Review Summary: The Chimp proves he’s king of the jungle even in his early infancy.3 of 3 thought this review was well written
These days Paul Antonio Ortiz aka “Chimp Spanner” is often regarded as being a rather big name in the Djent community, certainly being highly ranked for instrumental talent. His success mainly sprang to life with the release of “At the Dream’s Edge” in 2009 where it was heralded as a being a technical sprawling epic filled with complex riffs and atmospheric ambiance. However before this Paul had released another album under the moniker of “Chimp Spanner” and even if it doesn’t stand quite a tall as its elder, it certainly comes close.
All the traces of Chimp Spanner’s style are in here from the ambient synth to the frenetic guitar lines, the core Chimp Spanner sound is found all throughout this record set ablaze from the very start by the wonderfully energetic “Clarity in Chaos”. The distinguishing feature that sets Chimp Spanner above his counterparts and among the great is the implementation of structure. Rather than present an album filled with these elaborate self fulfilment tracks that just showcase the technical ability of the artist, Chimp Spanner does what a good instrumental artist should do and that’s create a song around his technical ability rather than show it off bombastically at the expense of proper structure.

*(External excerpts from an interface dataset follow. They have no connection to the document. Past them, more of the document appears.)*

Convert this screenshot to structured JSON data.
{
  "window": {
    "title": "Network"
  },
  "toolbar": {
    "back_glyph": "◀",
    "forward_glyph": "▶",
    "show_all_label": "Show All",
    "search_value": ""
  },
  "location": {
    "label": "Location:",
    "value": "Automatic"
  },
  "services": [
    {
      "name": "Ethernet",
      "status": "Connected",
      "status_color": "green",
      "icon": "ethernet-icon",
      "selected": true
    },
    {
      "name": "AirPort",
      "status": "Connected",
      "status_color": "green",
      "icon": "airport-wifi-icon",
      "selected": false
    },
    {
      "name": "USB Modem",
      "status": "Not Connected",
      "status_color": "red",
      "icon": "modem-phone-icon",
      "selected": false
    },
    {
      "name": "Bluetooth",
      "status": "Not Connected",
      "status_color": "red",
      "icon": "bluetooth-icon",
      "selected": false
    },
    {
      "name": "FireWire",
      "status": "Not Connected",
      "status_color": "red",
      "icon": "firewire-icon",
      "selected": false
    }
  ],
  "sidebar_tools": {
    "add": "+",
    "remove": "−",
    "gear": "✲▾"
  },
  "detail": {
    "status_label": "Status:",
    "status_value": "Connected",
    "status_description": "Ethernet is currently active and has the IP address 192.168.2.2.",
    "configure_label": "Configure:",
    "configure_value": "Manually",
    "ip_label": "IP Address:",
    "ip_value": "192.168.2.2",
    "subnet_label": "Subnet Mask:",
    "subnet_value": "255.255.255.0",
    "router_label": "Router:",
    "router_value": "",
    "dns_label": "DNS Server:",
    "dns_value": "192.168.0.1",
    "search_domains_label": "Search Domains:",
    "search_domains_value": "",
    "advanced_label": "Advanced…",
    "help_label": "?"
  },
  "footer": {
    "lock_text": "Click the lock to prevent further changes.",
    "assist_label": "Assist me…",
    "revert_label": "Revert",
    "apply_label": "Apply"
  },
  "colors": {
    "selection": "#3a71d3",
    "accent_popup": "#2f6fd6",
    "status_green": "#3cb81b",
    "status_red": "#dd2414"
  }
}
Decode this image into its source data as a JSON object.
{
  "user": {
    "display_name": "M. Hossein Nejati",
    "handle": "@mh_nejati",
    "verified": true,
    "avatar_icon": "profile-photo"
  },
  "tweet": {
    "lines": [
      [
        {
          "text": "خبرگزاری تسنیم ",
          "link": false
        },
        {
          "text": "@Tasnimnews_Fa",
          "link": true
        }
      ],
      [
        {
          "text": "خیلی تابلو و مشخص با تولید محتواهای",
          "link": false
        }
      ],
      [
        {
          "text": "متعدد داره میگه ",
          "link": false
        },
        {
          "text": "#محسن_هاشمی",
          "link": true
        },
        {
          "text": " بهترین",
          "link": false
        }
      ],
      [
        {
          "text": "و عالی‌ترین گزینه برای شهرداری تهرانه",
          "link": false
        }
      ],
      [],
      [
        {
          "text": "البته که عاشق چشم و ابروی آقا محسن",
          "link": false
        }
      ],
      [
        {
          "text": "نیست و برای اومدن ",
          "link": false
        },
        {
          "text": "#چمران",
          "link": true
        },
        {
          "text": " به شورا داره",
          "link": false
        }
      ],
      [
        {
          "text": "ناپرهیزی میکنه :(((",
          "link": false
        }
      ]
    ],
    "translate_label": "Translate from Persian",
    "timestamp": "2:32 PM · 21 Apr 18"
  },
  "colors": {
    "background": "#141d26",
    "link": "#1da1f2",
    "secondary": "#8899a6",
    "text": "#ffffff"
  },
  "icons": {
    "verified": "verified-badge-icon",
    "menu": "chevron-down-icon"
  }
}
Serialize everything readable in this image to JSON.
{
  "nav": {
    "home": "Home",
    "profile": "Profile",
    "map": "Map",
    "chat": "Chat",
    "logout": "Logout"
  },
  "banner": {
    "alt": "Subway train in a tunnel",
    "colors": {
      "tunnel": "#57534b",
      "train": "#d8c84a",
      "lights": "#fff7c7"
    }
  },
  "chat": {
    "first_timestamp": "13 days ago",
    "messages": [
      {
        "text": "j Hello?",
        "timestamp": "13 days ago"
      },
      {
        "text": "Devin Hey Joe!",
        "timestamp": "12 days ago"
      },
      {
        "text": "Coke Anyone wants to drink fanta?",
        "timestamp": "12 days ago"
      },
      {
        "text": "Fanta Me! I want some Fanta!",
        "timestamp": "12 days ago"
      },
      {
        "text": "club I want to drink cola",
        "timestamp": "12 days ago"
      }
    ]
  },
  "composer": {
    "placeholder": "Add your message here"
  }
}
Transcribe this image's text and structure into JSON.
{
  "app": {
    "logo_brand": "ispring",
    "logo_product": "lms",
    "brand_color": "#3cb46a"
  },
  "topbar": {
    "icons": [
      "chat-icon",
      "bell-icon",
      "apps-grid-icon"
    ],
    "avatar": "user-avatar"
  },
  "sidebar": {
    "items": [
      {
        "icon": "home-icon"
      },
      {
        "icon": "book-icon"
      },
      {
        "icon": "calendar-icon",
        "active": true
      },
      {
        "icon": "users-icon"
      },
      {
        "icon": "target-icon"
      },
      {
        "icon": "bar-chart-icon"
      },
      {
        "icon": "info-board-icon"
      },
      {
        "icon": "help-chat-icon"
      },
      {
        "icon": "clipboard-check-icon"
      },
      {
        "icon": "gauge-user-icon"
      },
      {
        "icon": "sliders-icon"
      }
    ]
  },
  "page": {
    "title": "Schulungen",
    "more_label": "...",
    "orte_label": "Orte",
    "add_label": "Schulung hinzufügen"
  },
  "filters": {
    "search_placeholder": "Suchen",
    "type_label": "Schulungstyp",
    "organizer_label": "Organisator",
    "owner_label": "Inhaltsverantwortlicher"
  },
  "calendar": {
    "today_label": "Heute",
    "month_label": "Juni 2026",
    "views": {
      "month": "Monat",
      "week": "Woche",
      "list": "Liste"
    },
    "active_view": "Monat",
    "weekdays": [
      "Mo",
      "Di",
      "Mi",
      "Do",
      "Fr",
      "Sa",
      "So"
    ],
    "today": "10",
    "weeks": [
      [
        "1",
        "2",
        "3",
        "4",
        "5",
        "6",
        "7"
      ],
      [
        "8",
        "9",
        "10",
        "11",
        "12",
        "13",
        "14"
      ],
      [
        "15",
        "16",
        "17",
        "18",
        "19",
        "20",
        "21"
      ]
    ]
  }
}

So as a result songs feel as though they have a sense of pace, which elevates it from a mere good instrumental album to a great one. Not only do the fast frantic riffs make for the albums high points but a few of the more subdued sections rank up there also. Sections such as the soft tapping, bass laden piece found near the middle of “Spirals”, the piano opening for “The Last Day” and the beautifully uplifting “Jacob’s Ladder”. Even with the mention of all these more subdued areas of the album, there’s still plenty of chaotic guitaring that shows a rather astounding level of musicianship and talent from Mr. Ortiz even when this is his debut album.
The key differences between this record and it’s more popular follow up is the found in the ideals and production. On “At the Dream’s Edge” there’s a real sense of multiple songs contributing together to create a singular sprawling epic that’s full of ambition, where as things differ with “Imperium Vorago”. This record follows a more standard structural method of individual songs that occasionally connect together, which in turn makes for a somewhat lesser experience as Chimp Spanner’s music suits the free flowing grandiose style more than the one found on “Imperium Vorago”. That being said however this style still suits Chimp Spanner as many of the core enjoyable factors are still here. Also as this is a debut album it was recorded in Paul’s own personal studio so everything has a cleaner and simpler sound than what is found on “At the Dream’s Edge” but this in no way detracts from the overall enjoyability as every instrument can be heard clearly in all their intricate detail.
The chimp lets out his mighty loud roar across the instrumental landscape and shows that he means business. With the technically ability that would make many jealous and the composition skills to back it up, Chimp Spanner proves to be more than his silly name would suggest by delivering a fantastic instrumental album.